### PROVIDED MATERIAL ###

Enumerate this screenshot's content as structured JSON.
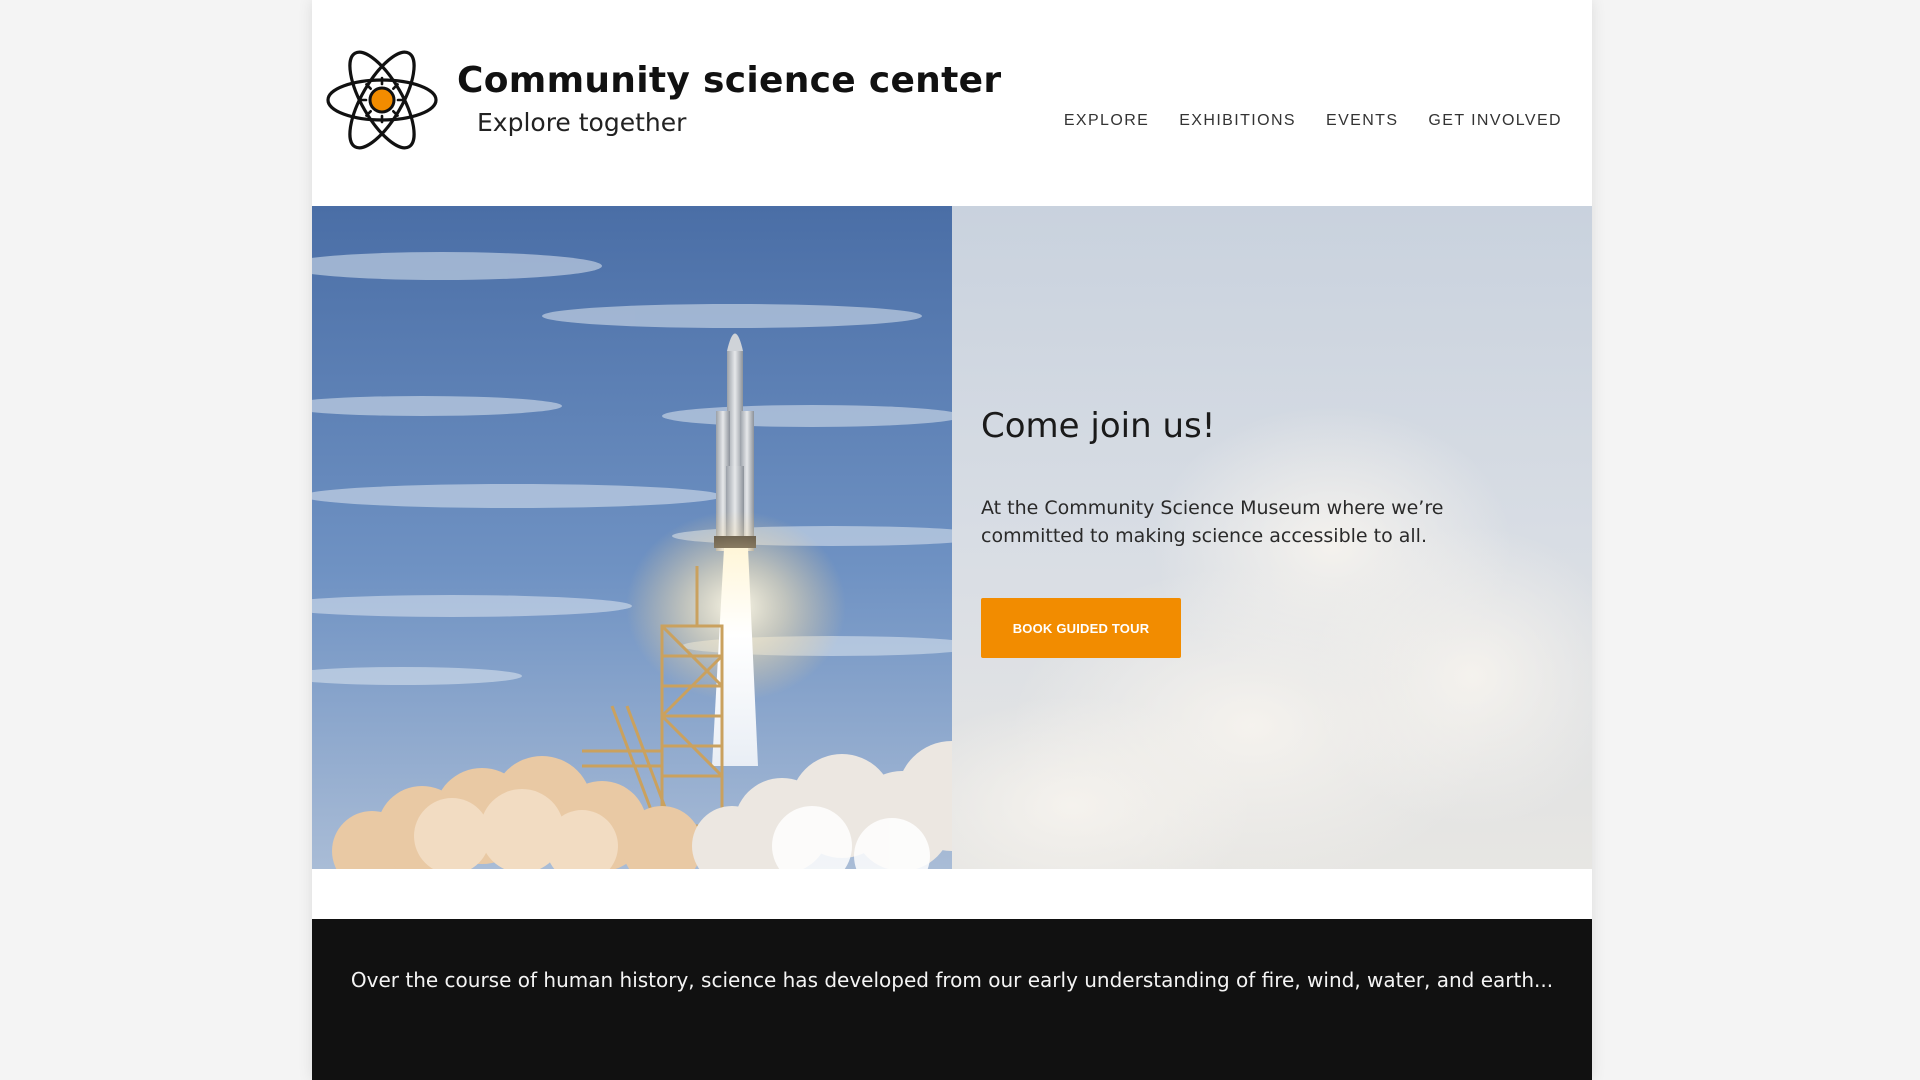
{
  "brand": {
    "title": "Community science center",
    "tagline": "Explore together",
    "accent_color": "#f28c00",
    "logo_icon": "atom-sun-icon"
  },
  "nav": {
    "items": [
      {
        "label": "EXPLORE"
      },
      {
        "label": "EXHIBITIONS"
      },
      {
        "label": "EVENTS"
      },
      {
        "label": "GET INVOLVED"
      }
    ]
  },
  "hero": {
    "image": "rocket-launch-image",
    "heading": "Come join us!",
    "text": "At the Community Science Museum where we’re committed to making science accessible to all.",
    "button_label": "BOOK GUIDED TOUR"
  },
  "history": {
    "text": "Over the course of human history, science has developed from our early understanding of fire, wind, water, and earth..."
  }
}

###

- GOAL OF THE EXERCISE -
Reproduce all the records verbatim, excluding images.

- RESPONSE TO THIS TASK -
Enumerate this screenshot's content as structured JSON.
{
  "brand": {
    "title": "Community science center",
    "tagline": "Explore together",
    "accent_color": "#f28c00",
    "logo_icon": "atom-sun-icon"
  },
  "nav": {
    "items": [
      {
        "label": "EXPLORE"
      },
      {
        "label": "EXHIBITIONS"
      },
      {
        "label": "EVENTS"
      },
      {
        "label": "GET INVOLVED"
      }
    ]
  },
  "hero": {
    "image": "rocket-launch-image",
    "heading": "Come join us!",
    "text": "At the Community Science Museum where we’re committed to making science accessible to all.",
    "button_label": "BOOK GUIDED TOUR"
  },
  "history": {
    "text": "Over the course of human history, science has developed from our early understanding of fire, wind, water, and earth..."
  }
}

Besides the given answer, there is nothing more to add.